BRIEF: Please return all lines in the listing holding the word "April".

[INPUT DATA — start]

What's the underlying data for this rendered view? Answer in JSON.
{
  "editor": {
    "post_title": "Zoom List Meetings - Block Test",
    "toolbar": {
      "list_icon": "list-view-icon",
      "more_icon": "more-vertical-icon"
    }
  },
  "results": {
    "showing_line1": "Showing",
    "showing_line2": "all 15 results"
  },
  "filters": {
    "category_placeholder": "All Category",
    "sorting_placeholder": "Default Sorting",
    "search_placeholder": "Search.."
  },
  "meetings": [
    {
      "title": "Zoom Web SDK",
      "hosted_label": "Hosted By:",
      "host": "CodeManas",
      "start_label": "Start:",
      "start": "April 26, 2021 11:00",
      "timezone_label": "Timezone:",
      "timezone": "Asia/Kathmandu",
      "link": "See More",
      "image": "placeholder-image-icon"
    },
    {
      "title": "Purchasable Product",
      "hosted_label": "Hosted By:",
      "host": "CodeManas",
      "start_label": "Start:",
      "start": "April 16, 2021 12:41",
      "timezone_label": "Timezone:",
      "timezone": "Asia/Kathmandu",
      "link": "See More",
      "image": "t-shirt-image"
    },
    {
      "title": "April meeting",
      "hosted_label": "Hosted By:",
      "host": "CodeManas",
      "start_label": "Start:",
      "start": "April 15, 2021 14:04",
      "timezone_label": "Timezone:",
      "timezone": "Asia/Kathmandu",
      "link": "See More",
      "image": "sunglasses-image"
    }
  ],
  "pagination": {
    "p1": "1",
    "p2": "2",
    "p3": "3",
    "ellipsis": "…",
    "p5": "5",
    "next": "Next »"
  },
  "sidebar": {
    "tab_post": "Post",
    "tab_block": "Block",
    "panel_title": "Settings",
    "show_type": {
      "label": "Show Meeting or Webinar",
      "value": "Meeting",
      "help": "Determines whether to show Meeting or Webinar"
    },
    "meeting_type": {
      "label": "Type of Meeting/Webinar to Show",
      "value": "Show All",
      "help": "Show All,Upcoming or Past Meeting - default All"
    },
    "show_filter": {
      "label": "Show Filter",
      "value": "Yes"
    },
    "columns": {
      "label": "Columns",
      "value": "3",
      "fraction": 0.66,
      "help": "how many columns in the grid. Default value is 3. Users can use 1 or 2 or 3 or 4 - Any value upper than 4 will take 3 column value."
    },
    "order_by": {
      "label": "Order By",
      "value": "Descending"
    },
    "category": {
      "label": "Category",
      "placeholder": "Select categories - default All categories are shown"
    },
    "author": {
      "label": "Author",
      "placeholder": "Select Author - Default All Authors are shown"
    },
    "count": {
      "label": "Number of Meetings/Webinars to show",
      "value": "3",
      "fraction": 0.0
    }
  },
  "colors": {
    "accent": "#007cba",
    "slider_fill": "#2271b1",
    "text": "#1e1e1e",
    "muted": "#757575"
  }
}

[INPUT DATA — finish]
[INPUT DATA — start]

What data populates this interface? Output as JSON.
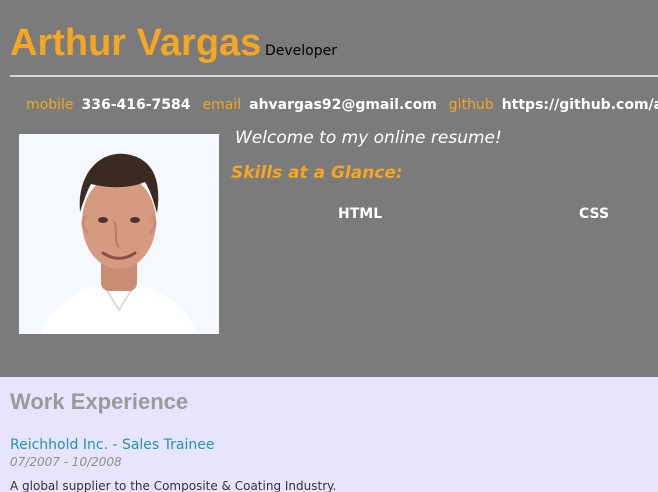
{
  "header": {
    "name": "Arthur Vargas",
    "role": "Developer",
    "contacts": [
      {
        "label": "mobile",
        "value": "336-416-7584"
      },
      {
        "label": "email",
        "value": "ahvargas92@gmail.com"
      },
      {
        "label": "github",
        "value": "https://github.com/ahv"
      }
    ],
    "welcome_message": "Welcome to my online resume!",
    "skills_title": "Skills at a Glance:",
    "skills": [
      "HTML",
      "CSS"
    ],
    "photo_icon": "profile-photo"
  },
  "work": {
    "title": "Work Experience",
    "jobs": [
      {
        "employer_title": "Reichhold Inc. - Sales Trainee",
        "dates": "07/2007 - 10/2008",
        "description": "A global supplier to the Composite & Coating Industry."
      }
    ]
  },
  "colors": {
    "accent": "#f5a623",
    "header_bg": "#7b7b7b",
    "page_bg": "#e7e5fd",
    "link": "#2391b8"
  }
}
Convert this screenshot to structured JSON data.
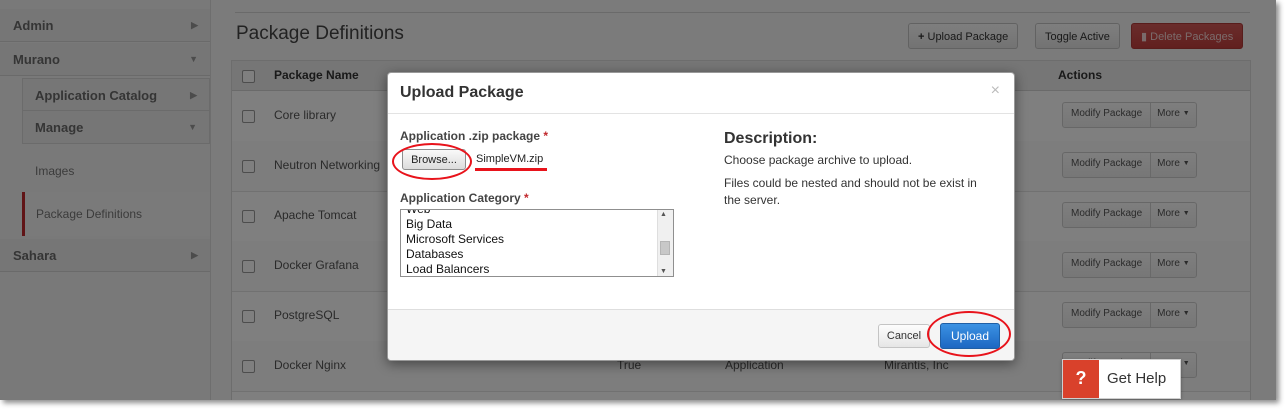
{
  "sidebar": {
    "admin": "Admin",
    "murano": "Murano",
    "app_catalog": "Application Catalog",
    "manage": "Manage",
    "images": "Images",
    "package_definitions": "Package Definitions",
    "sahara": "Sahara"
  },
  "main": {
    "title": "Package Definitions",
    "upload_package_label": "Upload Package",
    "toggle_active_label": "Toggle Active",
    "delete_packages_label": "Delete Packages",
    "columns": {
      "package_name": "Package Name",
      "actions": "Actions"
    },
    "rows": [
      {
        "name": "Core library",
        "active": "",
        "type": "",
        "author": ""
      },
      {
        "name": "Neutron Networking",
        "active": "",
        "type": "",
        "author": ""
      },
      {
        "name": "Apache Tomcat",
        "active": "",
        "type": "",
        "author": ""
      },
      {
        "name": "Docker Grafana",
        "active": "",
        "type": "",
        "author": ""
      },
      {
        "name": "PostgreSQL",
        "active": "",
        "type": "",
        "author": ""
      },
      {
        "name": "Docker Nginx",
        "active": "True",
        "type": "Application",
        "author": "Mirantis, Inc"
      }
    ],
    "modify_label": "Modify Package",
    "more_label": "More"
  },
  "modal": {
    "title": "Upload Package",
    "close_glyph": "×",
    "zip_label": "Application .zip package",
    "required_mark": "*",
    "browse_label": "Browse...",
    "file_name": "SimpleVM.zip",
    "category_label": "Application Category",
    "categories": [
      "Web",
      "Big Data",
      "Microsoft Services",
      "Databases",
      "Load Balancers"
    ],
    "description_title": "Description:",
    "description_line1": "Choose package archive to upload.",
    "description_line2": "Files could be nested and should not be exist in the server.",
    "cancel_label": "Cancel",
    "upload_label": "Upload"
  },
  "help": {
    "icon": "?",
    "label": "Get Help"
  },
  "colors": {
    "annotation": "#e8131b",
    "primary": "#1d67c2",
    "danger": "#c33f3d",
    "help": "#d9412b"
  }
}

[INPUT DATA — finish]
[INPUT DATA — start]

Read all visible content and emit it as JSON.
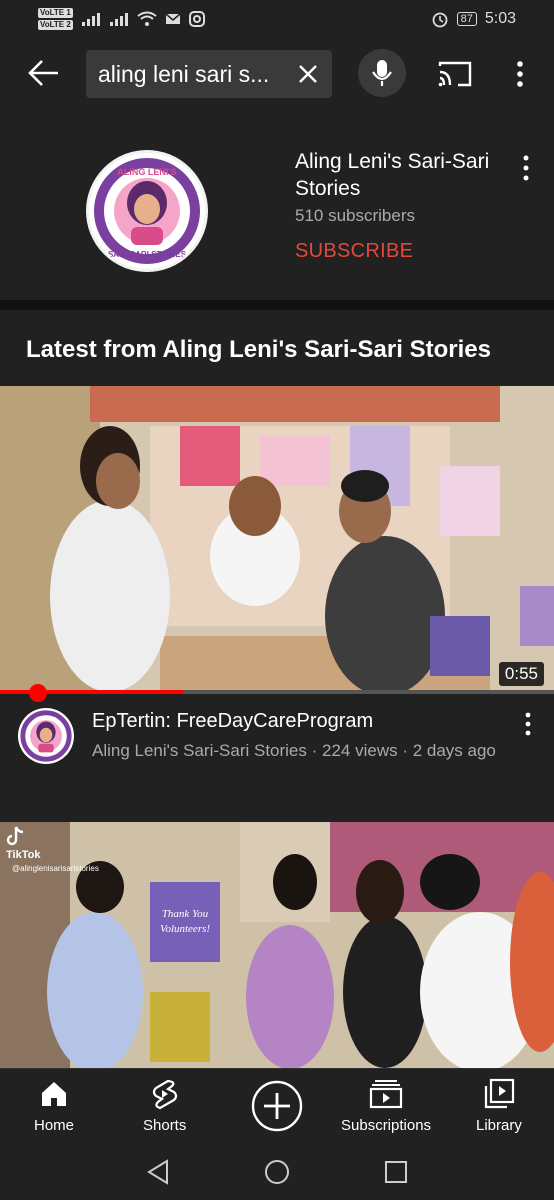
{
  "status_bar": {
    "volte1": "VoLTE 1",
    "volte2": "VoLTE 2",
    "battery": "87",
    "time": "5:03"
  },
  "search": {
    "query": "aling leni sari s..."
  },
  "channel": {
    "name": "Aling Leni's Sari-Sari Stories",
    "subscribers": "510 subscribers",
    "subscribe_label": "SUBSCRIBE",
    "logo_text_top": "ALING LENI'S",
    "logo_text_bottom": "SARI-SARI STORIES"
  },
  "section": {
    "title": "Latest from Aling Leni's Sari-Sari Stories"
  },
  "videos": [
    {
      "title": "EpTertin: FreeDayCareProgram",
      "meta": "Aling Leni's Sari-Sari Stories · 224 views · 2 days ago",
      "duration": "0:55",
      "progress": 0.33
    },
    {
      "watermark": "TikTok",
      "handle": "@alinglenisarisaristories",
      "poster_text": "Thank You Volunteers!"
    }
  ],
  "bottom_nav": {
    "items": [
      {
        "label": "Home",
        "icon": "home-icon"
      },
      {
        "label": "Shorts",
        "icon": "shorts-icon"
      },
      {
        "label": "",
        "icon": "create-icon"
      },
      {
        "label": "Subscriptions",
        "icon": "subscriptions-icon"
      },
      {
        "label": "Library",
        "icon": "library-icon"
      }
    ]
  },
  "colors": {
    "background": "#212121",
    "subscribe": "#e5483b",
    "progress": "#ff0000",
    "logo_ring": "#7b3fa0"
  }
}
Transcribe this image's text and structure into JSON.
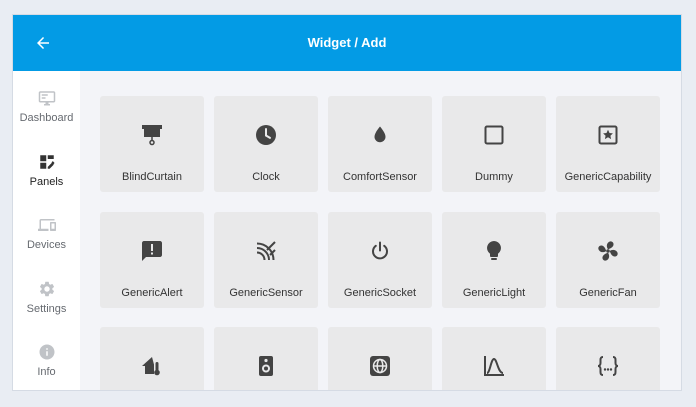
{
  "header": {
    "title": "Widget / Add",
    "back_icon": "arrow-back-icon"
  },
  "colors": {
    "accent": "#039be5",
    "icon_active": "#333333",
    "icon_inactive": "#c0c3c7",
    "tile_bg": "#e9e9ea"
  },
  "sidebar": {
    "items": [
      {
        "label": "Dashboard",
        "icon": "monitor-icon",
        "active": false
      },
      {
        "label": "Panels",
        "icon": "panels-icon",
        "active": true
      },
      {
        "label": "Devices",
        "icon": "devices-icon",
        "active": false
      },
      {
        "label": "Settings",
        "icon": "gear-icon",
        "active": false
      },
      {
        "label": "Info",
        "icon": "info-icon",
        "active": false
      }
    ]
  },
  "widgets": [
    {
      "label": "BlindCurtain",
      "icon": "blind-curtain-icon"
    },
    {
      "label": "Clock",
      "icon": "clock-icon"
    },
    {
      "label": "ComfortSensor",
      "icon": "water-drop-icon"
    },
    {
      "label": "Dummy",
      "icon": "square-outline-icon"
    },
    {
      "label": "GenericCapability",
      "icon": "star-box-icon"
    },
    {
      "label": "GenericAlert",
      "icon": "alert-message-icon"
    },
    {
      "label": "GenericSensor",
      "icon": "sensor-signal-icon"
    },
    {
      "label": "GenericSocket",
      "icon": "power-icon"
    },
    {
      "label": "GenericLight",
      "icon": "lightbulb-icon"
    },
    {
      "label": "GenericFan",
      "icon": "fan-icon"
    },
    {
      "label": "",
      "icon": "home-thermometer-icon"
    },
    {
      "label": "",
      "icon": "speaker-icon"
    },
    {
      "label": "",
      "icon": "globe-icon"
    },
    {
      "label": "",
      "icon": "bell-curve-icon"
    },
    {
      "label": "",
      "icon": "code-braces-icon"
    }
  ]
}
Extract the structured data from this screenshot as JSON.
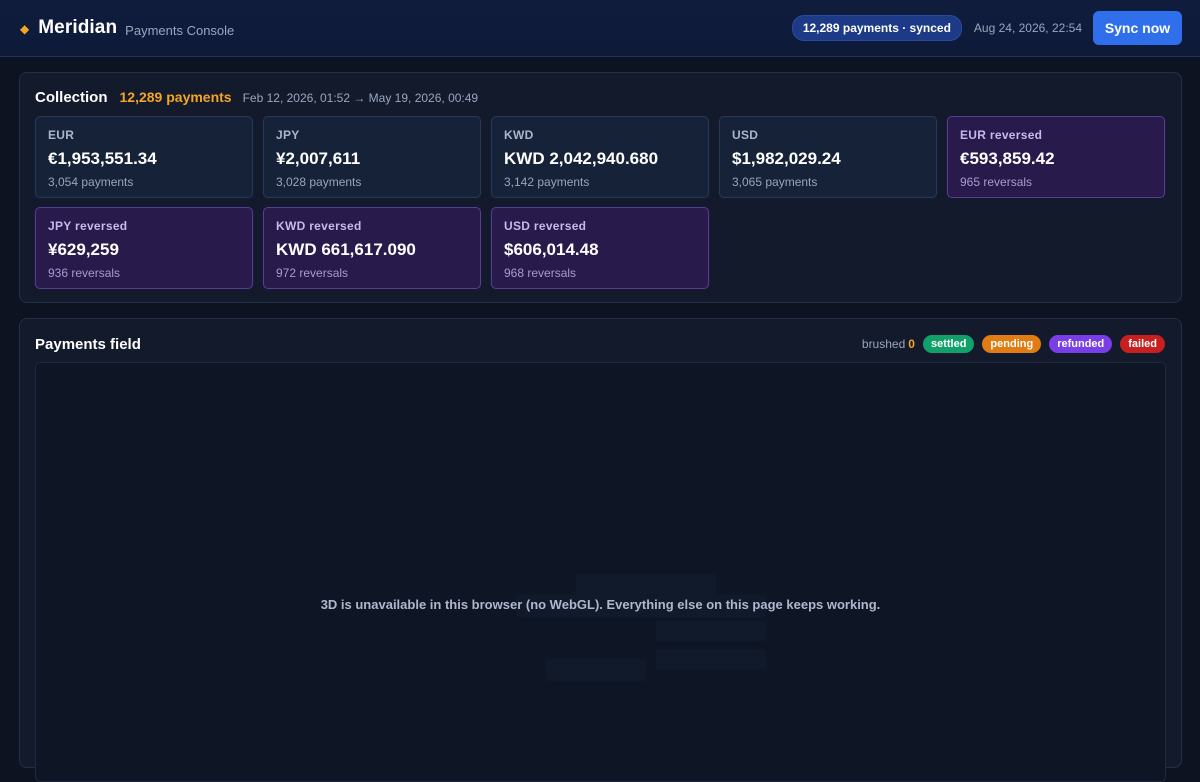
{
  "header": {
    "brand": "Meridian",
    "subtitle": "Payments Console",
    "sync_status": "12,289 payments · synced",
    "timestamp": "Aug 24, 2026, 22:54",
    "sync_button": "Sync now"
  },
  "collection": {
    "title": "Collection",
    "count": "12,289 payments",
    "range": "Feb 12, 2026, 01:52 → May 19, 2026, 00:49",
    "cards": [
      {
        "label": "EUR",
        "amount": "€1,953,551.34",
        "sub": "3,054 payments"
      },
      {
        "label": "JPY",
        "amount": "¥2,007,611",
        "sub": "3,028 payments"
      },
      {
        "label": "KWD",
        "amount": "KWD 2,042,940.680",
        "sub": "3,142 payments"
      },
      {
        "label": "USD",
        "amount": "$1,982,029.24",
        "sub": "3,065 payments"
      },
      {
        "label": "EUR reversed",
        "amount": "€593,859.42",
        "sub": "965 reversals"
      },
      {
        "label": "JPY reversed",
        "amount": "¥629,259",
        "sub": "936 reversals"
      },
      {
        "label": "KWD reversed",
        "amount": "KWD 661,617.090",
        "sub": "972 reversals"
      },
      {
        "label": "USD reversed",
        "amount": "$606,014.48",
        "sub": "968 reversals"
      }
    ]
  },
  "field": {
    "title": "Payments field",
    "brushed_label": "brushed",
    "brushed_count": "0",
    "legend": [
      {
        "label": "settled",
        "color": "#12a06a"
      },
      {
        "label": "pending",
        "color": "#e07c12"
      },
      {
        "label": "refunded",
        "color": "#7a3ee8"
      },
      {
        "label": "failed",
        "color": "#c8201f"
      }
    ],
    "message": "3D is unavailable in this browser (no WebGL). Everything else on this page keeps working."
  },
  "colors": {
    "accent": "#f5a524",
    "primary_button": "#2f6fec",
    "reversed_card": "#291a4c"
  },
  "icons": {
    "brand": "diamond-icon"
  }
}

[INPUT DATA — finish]

EXERCISE RESULT:
      "start": "April 26, 2021 11:00",
      "start": "April 16, 2021 12:41",
      "title": "April meeting",
      "start": "April 15, 2021 14:04",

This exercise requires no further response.